*** Opening GIVEN INFORMATION ***
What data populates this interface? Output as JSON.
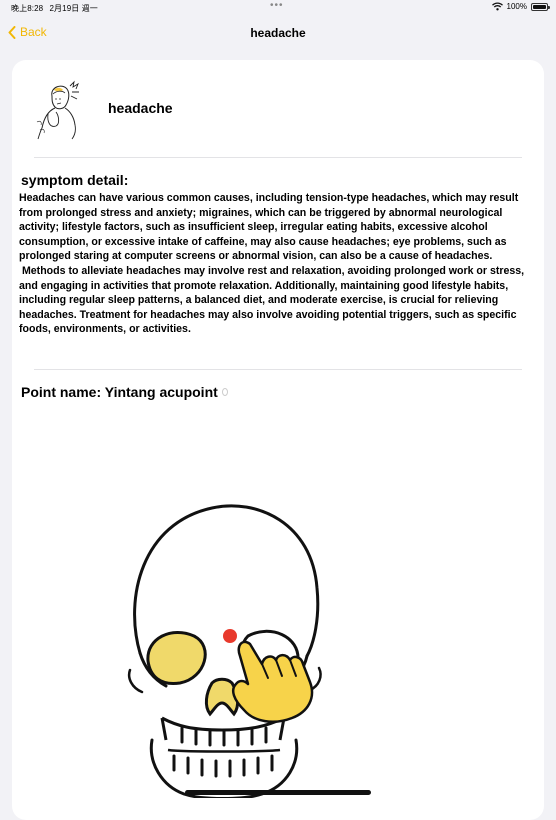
{
  "status_bar": {
    "time": "晚上8:28",
    "date": "2月19日 週一",
    "dots": "•••",
    "battery": "100%"
  },
  "nav": {
    "back_label": "Back",
    "title": "headache"
  },
  "symptom": {
    "name": "headache",
    "detail_heading": "symptom detail:",
    "detail_text": "Headaches can have various common causes, including tension-type headaches, which may result from prolonged stress and anxiety; migraines, which can be triggered by abnormal neurological activity; lifestyle factors, such as insufficient sleep, irregular eating habits, excessive alcohol consumption, or excessive intake of caffeine, may also cause headaches; eye problems, such as prolonged staring at computer screens or abnormal vision, can also be a cause of headaches.\n Methods to alleviate headaches may involve rest and relaxation, avoiding prolonged work or stress, and engaging in activities that promote relaxation. Additionally, maintaining good lifestyle habits, including regular sleep patterns, a balanced diet, and moderate exercise, is crucial for relieving headaches. Treatment for headaches may also involve avoiding potential triggers, such as specific foods, environments, or activities."
  },
  "acupoint": {
    "label": "Point name: Yintang acupoint"
  },
  "colors": {
    "accent": "#f2b705",
    "point_marker": "#e8392c",
    "highlight_yellow": "#f7d34a"
  },
  "icons": {
    "back": "chevron-left-icon",
    "wifi": "wifi-icon",
    "battery": "battery-icon"
  }
}
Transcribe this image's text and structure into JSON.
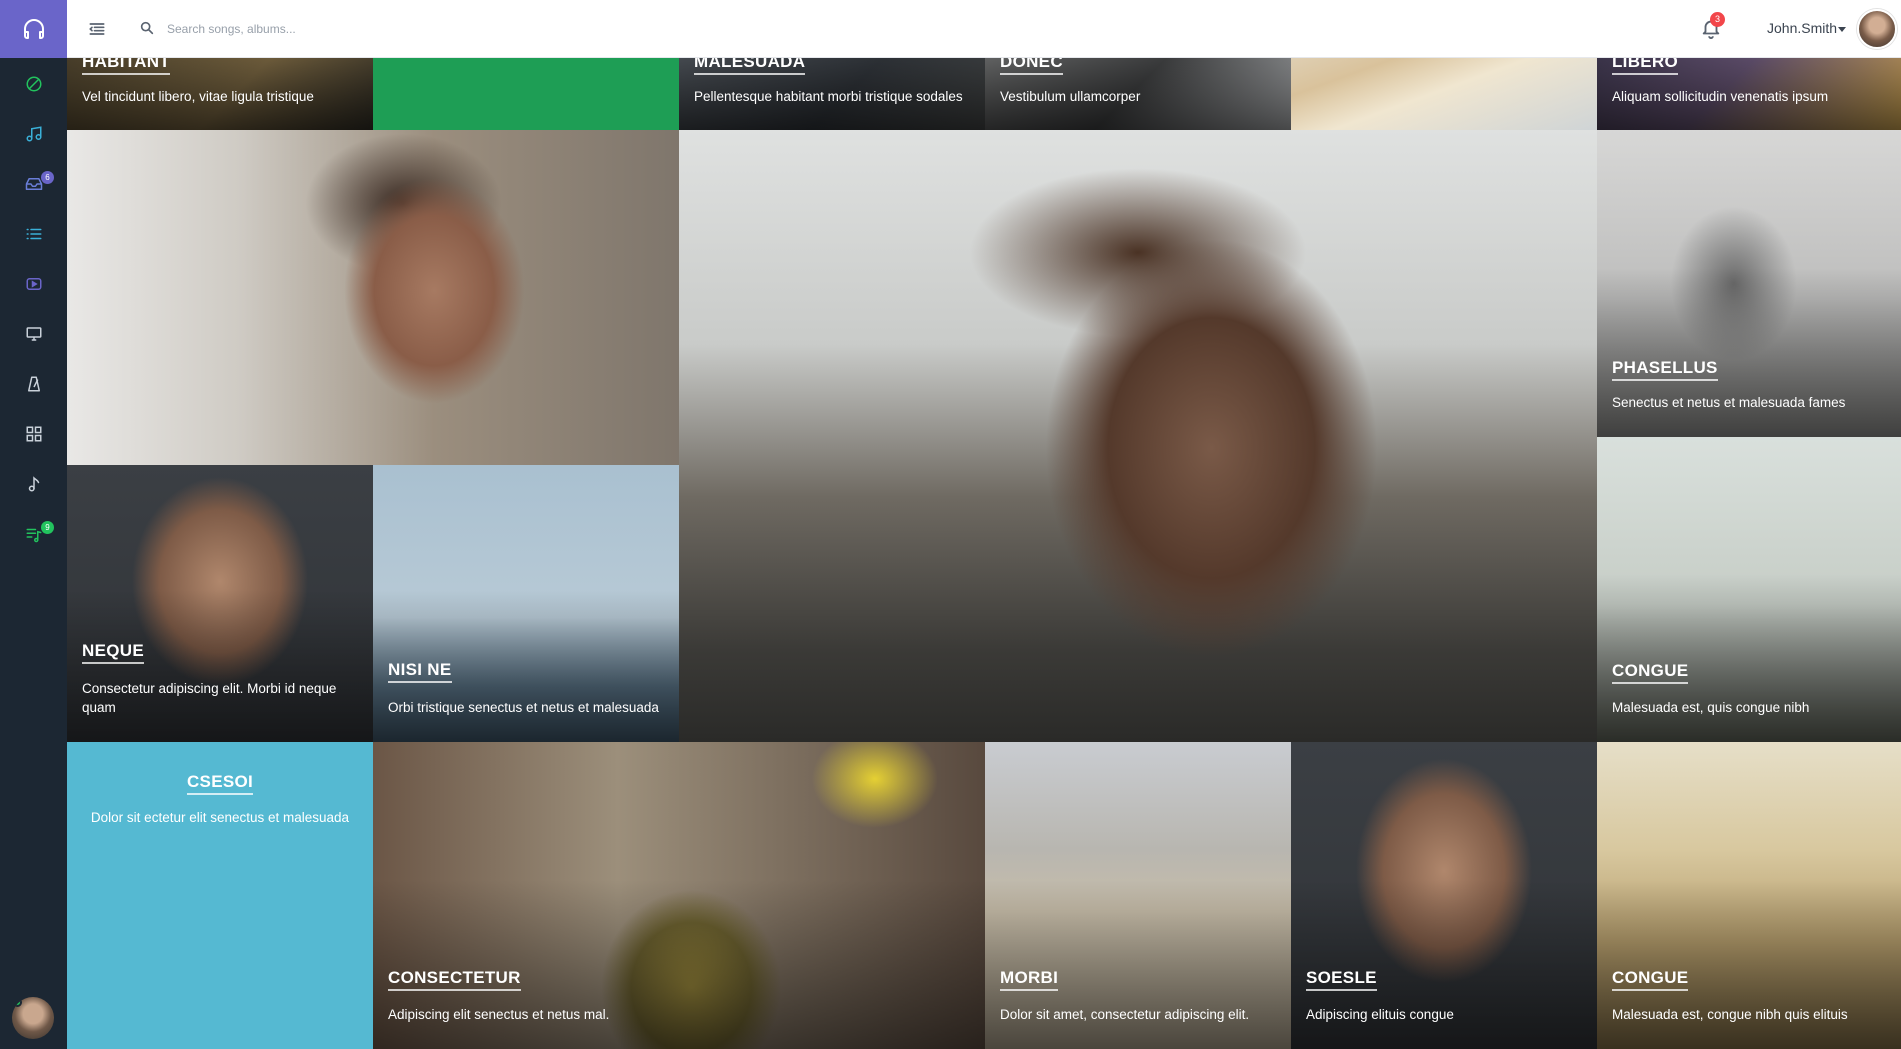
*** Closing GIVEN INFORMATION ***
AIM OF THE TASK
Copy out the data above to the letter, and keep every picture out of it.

REPLY
What data populates this interface? Output as JSON.
{
  "status_bar": {
    "time": "晚上8:28",
    "date": "2月19日 週一",
    "dots": "•••",
    "battery": "100%"
  },
  "nav": {
    "back_label": "Back",
    "title": "headache"
  },
  "symptom": {
    "name": "headache",
    "detail_heading": "symptom detail:",
    "detail_text": "Headaches can have various common causes, including tension-type headaches, which may result from prolonged stress and anxiety; migraines, which can be triggered by abnormal neurological activity; lifestyle factors, such as insufficient sleep, irregular eating habits, excessive alcohol consumption, or excessive intake of caffeine, may also cause headaches; eye problems, such as prolonged staring at computer screens or abnormal vision, can also be a cause of headaches.\n Methods to alleviate headaches may involve rest and relaxation, avoiding prolonged work or stress, and engaging in activities that promote relaxation. Additionally, maintaining good lifestyle habits, including regular sleep patterns, a balanced diet, and moderate exercise, is crucial for relieving headaches. Treatment for headaches may also involve avoiding potential triggers, such as specific foods, environments, or activities."
  },
  "acupoint": {
    "label": "Point name: Yintang acupoint"
  },
  "colors": {
    "accent": "#f2b705",
    "point_marker": "#e8392c",
    "highlight_yellow": "#f7d34a"
  },
  "icons": {
    "back": "chevron-left-icon",
    "wifi": "wifi-icon",
    "battery": "battery-icon"
  }
}
Transcribe this image's text and structure into JSON.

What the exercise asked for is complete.